Pelee Island is a Canadian (Ontario) island and my Great Lakes Basin “go-to” island, against which, I must confess, I measure all other islands. This year, the Owen Sound Transportation Company’s first ferry to Pelee will depart for its hour-and-a-half trip from Leamington, Ontario on Friday, April 1st. (The ferry makes the trip between Kingsville, Ontario and Pelee Island beginning in August and for the remainder of the season.) Trips to Pelee Island from Sandusky, Ohio begin in May.


The MV Jiimaan (Ojibwe for “canoe”) seen from the northwestern coast of Pelee Island

You could spend three full seasons exploring Pelee Island, the southernmost inhabited landmass in Canada, by bike on the flat rural roads or by foot on the trail system.  Or those so inclined could spend two of those seasons with binoculars trained at the treetops and sky above, where the Atlantic Flyway and the Mississippi Flyway converge. And there is something for everyone to enjoy at the annual Springsong event, celebrating both birding and books, during the first weekend in May.

Meanwhile, get your bearings at the Pelee Island Heritage Centre, explore the island’s two provincial nature reserves, Lighthouse Point and Fish Point, the Stone Road and Brown’s Road alvars, and the glacial grooves at Mill Point. Swim at one of the public beaches. Visit the cemetery and the historic churches.  Drop in to the Pelee Art Works and stop by the Pelee Island Wine Pavilion.  Pelee Island is a place where discovering the pleasures of “island time” comes easy.

Click here for more information about Pelee Island.

So faced with March snow in Michigan, I booked my 2016 ferry reservations to Pelee Island this weekend. And although I can hear the drip of melting snow today from my desk and although it is supposed to get to 66°F by midweek (it is March in Michigan, after all), a Great Lakes island escape can’t come soon enough for me.

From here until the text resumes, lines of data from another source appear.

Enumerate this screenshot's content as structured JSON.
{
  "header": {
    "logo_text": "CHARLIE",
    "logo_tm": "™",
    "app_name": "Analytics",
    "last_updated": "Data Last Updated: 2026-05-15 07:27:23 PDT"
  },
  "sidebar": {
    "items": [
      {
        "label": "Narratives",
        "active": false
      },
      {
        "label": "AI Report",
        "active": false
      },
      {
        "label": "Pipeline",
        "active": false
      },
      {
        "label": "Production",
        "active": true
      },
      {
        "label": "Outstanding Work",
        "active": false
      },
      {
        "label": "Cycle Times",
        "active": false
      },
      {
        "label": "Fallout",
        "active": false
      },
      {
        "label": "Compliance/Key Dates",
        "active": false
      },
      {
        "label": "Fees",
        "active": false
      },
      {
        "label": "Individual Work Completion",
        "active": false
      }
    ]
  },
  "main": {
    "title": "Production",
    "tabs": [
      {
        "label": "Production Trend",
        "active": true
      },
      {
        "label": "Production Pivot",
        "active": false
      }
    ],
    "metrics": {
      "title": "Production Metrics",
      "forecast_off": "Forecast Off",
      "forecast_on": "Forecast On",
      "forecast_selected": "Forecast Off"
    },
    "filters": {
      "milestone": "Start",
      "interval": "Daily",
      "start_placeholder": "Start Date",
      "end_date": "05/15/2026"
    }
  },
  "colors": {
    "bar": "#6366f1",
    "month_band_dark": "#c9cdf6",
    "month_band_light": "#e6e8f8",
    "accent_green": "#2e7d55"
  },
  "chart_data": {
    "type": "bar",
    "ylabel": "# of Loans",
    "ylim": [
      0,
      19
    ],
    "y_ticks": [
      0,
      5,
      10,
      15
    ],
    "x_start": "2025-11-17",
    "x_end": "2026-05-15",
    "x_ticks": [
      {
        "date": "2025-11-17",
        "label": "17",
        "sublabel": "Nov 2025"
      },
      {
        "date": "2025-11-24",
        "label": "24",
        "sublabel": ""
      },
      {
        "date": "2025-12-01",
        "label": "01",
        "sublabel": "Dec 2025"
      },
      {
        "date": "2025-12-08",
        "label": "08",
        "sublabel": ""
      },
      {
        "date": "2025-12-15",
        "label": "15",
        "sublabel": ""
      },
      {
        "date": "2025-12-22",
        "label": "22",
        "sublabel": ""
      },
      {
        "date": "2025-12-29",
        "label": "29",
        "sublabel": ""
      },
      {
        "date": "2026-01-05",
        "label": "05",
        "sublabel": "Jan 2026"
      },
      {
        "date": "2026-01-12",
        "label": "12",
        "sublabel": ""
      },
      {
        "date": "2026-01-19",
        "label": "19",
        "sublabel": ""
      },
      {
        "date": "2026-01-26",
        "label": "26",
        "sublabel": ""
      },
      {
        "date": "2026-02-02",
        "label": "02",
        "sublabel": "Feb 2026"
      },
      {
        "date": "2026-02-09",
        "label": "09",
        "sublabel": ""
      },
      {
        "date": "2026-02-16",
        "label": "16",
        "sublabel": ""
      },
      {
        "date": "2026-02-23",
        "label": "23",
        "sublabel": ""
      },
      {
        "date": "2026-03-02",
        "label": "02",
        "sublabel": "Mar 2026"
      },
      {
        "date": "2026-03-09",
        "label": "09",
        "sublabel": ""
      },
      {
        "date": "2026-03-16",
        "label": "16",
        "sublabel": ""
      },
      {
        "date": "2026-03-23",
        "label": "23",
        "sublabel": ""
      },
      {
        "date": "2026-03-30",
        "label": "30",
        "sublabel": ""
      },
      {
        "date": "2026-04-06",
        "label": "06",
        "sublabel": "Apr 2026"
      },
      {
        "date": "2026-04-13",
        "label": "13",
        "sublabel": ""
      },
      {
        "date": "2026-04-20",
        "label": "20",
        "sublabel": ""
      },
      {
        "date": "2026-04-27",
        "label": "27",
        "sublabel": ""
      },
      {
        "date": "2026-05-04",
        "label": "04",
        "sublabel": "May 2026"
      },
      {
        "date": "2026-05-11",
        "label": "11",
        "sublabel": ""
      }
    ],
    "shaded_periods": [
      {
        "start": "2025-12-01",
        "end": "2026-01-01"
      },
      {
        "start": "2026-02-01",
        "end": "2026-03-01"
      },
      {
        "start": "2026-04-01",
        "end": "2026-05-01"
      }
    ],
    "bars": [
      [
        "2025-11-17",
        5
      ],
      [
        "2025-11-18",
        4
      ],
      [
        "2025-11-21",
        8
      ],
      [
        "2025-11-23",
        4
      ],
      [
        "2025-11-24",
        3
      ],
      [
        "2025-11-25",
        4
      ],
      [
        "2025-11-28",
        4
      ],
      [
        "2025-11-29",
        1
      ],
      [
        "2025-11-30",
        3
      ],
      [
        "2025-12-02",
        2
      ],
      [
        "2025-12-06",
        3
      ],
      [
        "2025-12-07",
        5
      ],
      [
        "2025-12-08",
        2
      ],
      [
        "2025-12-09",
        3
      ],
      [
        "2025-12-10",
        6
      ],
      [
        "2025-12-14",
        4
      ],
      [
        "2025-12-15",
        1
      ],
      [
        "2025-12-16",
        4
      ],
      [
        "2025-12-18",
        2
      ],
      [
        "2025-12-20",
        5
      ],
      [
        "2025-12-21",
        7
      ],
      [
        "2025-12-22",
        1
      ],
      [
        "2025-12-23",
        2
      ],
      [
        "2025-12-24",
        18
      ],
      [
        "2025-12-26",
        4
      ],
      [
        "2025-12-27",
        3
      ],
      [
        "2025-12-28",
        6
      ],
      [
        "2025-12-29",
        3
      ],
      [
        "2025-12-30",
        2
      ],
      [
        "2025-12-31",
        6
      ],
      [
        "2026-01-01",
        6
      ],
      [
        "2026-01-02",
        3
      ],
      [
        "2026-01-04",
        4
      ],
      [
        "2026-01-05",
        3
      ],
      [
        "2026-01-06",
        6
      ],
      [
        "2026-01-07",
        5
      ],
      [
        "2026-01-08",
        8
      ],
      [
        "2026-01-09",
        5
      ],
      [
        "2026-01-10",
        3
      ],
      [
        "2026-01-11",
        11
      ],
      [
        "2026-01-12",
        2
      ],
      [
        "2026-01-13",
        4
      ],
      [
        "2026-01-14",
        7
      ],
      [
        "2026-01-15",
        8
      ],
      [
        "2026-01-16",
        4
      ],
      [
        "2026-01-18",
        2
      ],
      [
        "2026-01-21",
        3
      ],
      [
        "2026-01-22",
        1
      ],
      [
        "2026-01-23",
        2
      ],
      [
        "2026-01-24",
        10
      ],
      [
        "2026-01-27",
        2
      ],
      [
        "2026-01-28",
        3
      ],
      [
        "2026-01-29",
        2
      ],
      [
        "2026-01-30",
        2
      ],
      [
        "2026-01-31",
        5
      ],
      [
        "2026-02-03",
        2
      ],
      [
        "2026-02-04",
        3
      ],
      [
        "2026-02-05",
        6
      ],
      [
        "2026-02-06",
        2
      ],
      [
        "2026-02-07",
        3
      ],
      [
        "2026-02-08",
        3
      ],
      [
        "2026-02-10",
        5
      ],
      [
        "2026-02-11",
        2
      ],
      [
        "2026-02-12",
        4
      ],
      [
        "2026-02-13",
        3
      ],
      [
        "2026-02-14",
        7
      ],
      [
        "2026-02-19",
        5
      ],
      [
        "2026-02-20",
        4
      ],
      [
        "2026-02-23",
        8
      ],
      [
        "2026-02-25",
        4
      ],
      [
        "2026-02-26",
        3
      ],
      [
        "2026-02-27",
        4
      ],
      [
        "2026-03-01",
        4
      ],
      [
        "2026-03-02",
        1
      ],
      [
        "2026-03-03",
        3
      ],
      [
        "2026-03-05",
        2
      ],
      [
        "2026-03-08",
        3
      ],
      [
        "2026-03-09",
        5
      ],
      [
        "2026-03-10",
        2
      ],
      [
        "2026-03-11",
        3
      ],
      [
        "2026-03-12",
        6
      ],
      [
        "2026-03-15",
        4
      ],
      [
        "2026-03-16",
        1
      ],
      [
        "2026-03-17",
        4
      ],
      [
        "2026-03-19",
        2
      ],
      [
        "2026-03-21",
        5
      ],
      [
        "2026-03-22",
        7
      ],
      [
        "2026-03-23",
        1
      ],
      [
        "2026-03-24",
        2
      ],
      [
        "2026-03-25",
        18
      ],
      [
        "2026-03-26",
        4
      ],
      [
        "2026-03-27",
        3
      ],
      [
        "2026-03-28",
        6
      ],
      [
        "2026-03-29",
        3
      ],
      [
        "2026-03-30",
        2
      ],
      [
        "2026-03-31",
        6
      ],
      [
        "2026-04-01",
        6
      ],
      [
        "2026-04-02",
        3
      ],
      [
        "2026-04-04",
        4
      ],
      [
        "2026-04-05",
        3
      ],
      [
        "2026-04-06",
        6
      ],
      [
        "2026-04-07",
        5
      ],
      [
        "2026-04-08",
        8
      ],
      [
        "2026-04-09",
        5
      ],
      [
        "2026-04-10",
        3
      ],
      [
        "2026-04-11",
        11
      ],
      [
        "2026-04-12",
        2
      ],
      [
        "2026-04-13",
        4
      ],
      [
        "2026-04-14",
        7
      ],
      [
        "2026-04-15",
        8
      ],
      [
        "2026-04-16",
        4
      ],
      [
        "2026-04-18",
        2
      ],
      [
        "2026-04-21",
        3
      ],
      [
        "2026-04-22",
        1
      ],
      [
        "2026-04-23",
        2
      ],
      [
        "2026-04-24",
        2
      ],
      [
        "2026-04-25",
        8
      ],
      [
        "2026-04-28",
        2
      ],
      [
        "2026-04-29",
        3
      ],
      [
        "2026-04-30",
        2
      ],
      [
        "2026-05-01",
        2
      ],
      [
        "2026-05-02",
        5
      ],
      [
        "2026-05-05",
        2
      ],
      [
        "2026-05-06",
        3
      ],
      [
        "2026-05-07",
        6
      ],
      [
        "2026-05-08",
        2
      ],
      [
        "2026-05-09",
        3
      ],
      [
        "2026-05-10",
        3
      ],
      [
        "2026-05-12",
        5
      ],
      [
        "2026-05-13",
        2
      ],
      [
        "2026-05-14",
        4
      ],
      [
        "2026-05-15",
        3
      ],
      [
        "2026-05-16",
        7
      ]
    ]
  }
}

The time to plan is now! What Great Lakes island are you planning an escape to in 2016?